Lamy also hired French and Italian stone masons to work on his Cathedral. By 1880, the new walls had risen high enough to hide the old adobe church. Late the next year, the workers installed the beautiful circular window, cut by Vicente Digneo, Cajetano Palladino, and Michael Machebeuf (Again, I had to list there names because they are so splendid.). Money issues still delayed construction. Lamy died in 1888, seven years before the official Cathedral dedication. Mallet’s spires have never been built.
But back to geology. I have been surprised by how hard it has been to track down information on the stone. Most sources report that some material came from property owned by Bishop Lamy about 17 miles south of Santa Fe (the area is now called Lamy). Said sources disagree as to whether said stone is limestone, sandstone, or granite. The New Mexico Bureau of Geology and Mineral Resources geology map of the Galisteo quadrangle, however, indicates a sandstone quarry on Cerro Colorado, a hill rising above Lamy, in a unit known as the Diamond Trail Formation. It has been dated as early Tertiary.
Most writers agree that a “red volcanic lava, exceedingly light” was quarried from a small mound 12 miles west of Santa Fe, known as Cerro Mogino (of which I could find no information). (One modern writer, however, referred to the stone as “volcanic tuft,” which sounds a bit like a hoodoo.) Rock, said to be an “ochreous limestone for the exterior” also came from within Santa Fe, in the Arroyo Sais.
Willa Cather also wrote about the stone. In her colorful prose, Lamy in the guise of Bishop Latour, said “It is the stone I have always wanted, and I found it quite by chance…This hill is only about fifteen miles from Santa Fe; there is an upgrade, but it is gradual. Hauling stone will be easier than I could have hoped for.” She further described the stone as “a strong golden ochre, very much like the gold of the sunlight” and “melted gold—a color that throbbed in the last rays of the sun.”
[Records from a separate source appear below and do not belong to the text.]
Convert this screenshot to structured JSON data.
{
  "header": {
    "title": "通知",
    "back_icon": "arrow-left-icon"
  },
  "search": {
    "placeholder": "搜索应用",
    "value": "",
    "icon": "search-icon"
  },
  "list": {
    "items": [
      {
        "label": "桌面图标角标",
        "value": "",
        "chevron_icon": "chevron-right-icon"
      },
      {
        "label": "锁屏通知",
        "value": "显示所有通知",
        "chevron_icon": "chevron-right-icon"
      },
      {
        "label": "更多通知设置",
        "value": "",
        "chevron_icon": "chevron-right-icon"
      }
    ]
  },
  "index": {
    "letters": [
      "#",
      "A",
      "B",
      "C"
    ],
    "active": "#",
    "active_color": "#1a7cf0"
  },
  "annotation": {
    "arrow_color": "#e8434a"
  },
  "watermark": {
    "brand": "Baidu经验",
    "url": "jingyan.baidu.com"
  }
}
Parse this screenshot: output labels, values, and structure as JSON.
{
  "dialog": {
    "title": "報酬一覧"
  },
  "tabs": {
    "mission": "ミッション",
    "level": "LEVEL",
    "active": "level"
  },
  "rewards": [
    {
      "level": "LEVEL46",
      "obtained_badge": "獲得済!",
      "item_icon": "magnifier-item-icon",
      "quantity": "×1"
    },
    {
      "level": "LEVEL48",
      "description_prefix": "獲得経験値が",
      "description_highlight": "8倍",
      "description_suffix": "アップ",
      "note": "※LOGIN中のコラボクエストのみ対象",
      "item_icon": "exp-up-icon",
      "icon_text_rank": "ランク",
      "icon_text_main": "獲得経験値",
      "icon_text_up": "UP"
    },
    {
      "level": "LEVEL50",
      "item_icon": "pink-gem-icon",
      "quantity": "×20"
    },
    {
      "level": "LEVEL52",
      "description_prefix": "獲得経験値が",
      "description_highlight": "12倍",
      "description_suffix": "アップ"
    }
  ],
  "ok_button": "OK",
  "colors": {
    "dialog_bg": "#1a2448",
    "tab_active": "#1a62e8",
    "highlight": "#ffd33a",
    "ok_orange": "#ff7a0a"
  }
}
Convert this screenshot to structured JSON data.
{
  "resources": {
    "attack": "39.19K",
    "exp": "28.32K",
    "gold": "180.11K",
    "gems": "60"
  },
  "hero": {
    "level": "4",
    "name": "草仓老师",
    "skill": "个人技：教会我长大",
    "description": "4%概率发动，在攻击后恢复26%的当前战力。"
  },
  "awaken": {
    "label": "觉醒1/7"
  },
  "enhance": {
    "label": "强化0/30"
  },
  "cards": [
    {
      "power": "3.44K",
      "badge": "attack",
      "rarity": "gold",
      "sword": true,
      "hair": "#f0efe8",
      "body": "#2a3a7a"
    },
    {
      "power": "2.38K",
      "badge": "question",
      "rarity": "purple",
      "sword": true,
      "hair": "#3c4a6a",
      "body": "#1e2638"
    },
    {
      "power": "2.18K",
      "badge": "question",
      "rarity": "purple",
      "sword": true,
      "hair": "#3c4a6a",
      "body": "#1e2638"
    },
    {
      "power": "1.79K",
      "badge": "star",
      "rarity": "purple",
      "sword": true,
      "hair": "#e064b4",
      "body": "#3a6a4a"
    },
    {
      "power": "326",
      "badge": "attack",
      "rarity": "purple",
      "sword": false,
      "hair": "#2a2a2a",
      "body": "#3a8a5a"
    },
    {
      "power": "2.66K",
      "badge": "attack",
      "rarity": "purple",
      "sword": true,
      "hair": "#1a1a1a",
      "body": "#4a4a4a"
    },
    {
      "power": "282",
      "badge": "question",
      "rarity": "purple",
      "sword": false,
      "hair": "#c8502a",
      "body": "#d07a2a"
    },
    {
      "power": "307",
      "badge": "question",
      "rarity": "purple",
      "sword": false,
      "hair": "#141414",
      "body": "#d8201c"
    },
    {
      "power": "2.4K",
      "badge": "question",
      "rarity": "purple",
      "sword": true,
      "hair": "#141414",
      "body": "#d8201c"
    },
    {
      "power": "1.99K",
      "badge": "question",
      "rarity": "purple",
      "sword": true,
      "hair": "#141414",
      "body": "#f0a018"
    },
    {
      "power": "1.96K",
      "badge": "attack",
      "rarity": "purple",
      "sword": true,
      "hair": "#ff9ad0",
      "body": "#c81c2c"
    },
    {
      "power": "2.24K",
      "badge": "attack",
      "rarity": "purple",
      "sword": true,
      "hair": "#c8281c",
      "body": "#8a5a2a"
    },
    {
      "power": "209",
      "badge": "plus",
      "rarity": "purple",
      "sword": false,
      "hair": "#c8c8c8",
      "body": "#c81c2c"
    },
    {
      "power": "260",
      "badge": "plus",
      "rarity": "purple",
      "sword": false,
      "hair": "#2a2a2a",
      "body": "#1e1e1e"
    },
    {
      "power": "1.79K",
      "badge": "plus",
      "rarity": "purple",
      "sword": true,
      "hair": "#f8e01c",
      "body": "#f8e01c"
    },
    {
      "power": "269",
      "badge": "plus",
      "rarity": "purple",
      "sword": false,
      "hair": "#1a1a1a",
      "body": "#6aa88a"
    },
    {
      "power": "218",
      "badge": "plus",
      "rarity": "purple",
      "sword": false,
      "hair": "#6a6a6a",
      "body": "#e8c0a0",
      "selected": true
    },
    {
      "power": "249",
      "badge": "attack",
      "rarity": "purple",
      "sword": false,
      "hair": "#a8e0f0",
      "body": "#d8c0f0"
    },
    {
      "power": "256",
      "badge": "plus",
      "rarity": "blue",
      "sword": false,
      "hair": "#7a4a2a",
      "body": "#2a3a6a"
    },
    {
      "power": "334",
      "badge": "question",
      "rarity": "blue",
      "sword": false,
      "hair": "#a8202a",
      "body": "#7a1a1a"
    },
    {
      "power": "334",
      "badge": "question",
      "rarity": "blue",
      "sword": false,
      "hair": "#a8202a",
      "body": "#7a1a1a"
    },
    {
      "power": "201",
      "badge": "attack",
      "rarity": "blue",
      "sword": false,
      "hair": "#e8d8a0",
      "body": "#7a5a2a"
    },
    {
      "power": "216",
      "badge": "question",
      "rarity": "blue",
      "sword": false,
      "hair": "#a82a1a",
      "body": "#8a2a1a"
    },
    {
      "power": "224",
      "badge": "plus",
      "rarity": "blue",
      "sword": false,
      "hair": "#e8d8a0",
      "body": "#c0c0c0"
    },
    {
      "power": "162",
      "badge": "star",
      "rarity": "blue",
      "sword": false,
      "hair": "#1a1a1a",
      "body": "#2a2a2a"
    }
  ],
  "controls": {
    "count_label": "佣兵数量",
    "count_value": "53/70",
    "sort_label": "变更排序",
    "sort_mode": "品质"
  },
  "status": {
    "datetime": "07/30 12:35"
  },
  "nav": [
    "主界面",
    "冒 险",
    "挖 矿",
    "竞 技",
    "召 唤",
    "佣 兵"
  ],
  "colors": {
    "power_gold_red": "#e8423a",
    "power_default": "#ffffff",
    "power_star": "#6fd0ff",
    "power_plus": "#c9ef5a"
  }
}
In a concluding section Cather has Bishop Latour say “Yes…that rock will do very well…Every time I come here, I like this stone better…I would rather have found that hill of yellow than have come into a fortune to spend in charity. The Cathedral is very near my heart, for many reasons.” Perhaps not the most benevolent words a bishop could utter but as many of us know stone can lead to a religious experience.